PROBLEM TO WORK ON:
Should a line in the entries below contain "JSON", return that line.

*** Opening PROVIDED ENTRIES ***

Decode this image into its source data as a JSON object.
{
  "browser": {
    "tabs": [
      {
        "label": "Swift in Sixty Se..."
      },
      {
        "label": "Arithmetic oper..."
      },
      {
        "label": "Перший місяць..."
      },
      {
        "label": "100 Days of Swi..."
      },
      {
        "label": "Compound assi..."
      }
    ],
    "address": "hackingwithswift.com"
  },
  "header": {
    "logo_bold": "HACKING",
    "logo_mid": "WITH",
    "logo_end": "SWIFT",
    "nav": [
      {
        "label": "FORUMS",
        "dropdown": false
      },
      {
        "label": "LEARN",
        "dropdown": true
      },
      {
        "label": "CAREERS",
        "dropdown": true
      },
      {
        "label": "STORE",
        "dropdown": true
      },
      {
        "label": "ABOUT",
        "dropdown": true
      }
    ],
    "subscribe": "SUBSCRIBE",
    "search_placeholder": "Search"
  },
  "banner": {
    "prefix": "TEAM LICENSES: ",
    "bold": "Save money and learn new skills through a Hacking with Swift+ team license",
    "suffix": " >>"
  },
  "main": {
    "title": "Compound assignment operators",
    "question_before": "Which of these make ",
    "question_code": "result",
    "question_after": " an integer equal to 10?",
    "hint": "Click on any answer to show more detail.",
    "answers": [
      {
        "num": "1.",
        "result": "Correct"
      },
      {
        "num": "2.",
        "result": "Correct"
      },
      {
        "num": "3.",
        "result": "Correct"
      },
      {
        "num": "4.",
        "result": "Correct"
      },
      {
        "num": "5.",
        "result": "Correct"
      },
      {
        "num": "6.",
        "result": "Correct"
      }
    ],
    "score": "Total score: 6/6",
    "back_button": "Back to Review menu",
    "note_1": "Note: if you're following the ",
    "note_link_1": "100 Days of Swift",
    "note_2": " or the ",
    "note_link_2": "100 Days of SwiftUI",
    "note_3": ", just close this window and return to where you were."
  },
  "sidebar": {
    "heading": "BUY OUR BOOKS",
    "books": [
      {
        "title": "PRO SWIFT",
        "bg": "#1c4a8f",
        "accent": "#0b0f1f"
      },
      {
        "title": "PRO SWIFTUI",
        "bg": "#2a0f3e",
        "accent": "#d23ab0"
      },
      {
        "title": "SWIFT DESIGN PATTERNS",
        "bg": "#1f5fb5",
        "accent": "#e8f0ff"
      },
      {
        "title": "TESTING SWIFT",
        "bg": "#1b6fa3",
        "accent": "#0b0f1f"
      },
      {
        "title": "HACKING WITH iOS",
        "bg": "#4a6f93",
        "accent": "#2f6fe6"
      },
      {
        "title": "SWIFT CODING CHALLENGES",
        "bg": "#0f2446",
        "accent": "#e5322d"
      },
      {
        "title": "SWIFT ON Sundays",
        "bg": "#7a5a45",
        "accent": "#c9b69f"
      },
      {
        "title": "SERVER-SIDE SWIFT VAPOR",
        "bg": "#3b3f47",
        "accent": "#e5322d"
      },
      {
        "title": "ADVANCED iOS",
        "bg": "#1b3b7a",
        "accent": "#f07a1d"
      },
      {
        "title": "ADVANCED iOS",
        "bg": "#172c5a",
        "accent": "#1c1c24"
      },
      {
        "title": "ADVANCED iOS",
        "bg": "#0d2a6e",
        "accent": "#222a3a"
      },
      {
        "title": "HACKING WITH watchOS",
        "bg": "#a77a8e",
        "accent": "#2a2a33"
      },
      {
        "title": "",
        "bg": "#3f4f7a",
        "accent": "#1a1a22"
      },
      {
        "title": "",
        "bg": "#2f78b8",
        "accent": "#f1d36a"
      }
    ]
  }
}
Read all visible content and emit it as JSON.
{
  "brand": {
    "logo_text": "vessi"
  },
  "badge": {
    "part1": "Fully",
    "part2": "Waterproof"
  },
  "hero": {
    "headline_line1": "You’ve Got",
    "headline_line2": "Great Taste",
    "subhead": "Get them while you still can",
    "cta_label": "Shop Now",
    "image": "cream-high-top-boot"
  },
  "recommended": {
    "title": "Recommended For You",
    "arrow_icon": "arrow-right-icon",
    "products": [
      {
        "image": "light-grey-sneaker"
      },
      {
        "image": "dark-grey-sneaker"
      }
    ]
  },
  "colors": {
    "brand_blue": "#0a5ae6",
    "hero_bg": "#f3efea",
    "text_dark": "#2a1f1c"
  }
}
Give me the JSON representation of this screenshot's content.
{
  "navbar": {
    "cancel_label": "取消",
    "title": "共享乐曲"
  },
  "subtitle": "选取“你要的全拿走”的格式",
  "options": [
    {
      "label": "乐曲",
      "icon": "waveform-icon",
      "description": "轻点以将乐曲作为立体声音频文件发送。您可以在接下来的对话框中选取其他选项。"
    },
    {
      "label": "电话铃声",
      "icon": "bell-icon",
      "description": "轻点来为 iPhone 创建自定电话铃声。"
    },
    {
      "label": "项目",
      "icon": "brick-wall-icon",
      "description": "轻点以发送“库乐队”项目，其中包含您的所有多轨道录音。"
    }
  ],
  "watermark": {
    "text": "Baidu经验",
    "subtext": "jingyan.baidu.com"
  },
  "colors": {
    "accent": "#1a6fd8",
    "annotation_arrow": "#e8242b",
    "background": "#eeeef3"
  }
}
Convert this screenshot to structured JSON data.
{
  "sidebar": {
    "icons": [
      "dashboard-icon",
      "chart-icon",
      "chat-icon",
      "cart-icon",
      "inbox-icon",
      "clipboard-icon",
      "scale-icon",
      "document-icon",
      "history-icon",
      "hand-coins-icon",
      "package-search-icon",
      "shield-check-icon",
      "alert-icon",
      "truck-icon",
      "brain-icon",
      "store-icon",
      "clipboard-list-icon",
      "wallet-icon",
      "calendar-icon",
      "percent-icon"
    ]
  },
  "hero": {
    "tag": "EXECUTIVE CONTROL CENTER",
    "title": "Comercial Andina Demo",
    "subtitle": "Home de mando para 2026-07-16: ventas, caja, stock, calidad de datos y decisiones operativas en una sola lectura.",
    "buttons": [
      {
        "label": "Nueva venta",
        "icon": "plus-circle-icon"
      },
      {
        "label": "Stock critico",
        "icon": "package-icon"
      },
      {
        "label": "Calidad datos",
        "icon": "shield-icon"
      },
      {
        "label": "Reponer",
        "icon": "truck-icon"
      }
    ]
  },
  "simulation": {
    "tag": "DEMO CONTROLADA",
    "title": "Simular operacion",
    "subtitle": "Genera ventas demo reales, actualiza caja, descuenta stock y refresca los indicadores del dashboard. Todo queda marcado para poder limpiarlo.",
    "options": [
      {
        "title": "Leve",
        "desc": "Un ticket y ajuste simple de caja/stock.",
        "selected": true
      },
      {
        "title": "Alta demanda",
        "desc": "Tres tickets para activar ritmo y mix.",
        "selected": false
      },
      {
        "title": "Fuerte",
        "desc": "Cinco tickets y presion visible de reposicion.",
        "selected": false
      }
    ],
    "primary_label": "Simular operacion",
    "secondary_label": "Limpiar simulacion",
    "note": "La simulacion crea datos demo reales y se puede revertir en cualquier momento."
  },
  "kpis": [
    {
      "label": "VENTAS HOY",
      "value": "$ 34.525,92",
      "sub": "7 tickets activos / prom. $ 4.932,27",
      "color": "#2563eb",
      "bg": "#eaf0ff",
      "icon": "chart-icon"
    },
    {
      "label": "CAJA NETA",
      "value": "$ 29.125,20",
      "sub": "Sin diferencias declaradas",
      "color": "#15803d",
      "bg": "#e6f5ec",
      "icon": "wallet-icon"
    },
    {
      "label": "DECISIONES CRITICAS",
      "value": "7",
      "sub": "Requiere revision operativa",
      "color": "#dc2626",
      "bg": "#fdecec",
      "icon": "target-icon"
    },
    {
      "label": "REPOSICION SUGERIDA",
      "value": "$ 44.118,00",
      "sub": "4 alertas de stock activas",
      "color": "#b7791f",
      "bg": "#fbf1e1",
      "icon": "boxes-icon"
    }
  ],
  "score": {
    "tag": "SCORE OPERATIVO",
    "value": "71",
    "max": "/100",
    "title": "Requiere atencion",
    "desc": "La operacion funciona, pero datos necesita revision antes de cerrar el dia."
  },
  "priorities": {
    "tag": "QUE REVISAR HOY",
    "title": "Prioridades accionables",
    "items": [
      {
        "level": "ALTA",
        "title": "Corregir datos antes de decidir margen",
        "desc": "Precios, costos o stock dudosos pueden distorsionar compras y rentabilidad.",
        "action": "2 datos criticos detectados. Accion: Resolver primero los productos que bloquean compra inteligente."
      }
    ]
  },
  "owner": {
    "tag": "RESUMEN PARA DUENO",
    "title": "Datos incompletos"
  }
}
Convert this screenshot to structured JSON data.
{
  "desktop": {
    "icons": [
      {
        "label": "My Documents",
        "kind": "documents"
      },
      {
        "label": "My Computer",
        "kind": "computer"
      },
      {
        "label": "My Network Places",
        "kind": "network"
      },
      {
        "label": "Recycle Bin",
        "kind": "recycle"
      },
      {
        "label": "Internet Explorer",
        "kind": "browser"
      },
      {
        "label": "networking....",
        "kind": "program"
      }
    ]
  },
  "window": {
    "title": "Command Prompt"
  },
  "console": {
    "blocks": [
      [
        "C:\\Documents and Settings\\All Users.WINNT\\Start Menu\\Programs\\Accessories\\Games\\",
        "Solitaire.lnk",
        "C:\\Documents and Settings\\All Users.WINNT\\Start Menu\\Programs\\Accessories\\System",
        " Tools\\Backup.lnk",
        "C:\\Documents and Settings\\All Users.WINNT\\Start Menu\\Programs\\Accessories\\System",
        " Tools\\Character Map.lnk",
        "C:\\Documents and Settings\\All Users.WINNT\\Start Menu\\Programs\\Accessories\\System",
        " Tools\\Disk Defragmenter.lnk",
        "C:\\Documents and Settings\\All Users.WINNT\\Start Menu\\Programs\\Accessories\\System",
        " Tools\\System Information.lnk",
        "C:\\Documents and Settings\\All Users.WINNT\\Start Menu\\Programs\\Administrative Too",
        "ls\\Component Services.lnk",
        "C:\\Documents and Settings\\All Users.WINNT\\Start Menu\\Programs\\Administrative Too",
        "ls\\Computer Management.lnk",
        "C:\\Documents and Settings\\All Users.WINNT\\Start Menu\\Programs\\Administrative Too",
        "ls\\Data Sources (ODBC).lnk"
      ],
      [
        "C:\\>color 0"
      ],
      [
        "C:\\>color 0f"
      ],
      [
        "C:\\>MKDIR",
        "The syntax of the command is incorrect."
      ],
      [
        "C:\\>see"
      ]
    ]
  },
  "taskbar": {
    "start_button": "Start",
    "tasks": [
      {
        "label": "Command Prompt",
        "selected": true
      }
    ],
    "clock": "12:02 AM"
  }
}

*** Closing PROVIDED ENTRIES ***

WRITTEN REPLY:
Decode this image into its source data as a JSON object.
Read all visible content and emit it as JSON.
Give me the JSON representation of this screenshot's content.
Convert this screenshot to structured JSON data.
Convert this screenshot to structured JSON data.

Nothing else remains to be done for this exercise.